Then, to have a jointly uniform density over the admissible values that \mathbf{B} could take, you have to work through the Jacobian determinant of the SVD transformation, which is not as difficult as it sounds. Basically, it only involves the squares of the diagonal elements of \rho \mathbf{D} so our unconventional convention of allowing them to be negative does not change anything with the Jacobian. Also, you have to be able to construct a \mathbf{U} and \mathbf{V} that are uniformly distributed over the space of rotation matrices, but there is another thread somewhere that uses a Cayley transform to do that (with mixed results because the tails are heavy in the unconstrained space, but conditional on the data I think it would be okay).

It’s fairly complex and requires a pretty deep understanding of what stationary really means as the dimensions and lags increase. The arxiv page has the stan code!

You can parameterize the model coefficients via the reflection coefficients, there is a recursion (the levinson recursion or step up recursion, but there may be other names) closely related to the Cholesky factorization that will guarantee the resulting model is stable. I have been experimenting with this as well if it helps (here: https://github.com/RJTK/stanlearn/blob/master/stanlearn/time_series/stan_models/ar_functions.stan) but only so far for the AR case – but the recursion generalizes to the VAR case by including the forwards and backwards recursion. I can also draw attention to the now dated work of Whittle on this problem since it’s not referenced in the work above:

@article{whittle1963fitting,
title={On the fitting of multivariate autoregressions, and the approximate canonical factorization of a spectral density matrix},
author={Whittle, Peter},
journal={Biometrika},
volume={50},
number={1-2},
pages={129--134},
year={1963},
publisher={Oxford University Press}
}
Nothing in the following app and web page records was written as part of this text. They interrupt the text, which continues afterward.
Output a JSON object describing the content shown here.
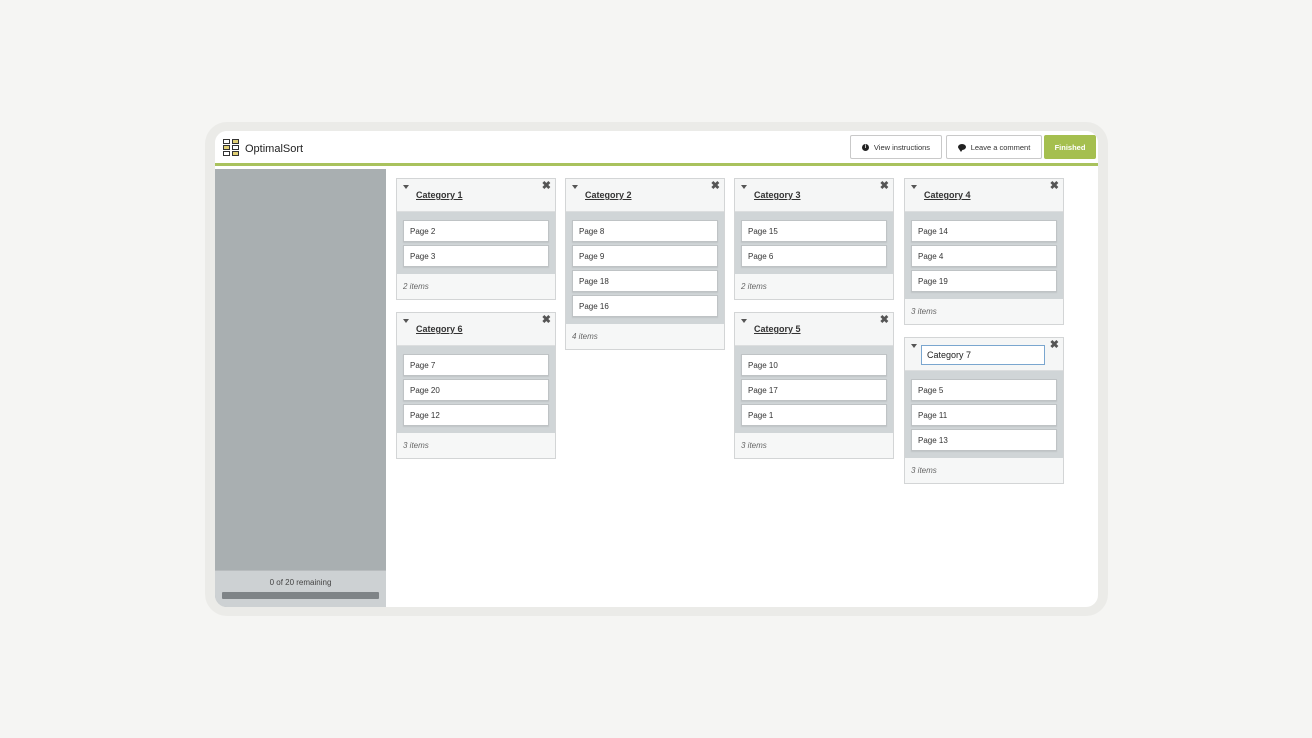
{
  "app": {
    "name": "OptimalSort",
    "buttons": {
      "instructions": "View instructions",
      "comment": "Leave a comment",
      "finished": "Finished"
    }
  },
  "sidebar": {
    "remaining_text": "0 of 20 remaining",
    "progress_fraction": 1.0
  },
  "categories": [
    {
      "title": "Category 1",
      "items": [
        "Page 2",
        "Page 3"
      ],
      "count_label": "2 items"
    },
    {
      "title": "Category 2",
      "items": [
        "Page 8",
        "Page 9",
        "Page 18",
        "Page 16"
      ],
      "count_label": "4 items"
    },
    {
      "title": "Category 3",
      "items": [
        "Page 15",
        "Page 6"
      ],
      "count_label": "2 items"
    },
    {
      "title": "Category 4",
      "items": [
        "Page 14",
        "Page 4",
        "Page 19"
      ],
      "count_label": "3 items"
    },
    {
      "title": "Category 6",
      "items": [
        "Page 7",
        "Page 20",
        "Page 12"
      ],
      "count_label": "3 items"
    },
    {
      "title": "Category 5",
      "items": [
        "Page 10",
        "Page 17",
        "Page 1"
      ],
      "count_label": "3 items"
    },
    {
      "title": "Category 7",
      "items": [
        "Page 5",
        "Page 11",
        "Page 13"
      ],
      "count_label": "3 items",
      "editing": true
    }
  ],
  "icons": {
    "info": "info-circle-icon",
    "comment": "speech-bubble-icon",
    "caret": "caret-down-icon",
    "close": "close-x-icon"
  },
  "colors": {
    "accent": "#a5bf4f",
    "sidebar": "#a9afb1"
  }
}
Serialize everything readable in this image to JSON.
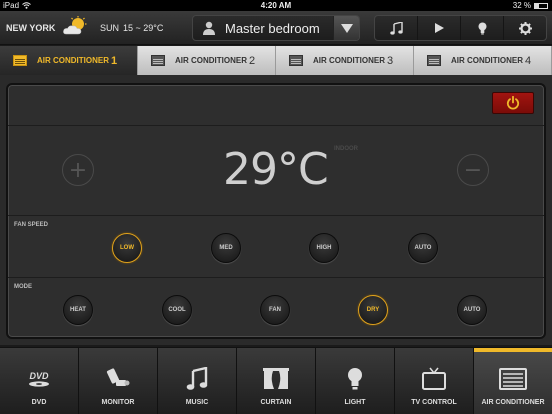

but the Sarah Heaps paper pointed to above looks like exactly what you’re after, and will be useful for myself as well :)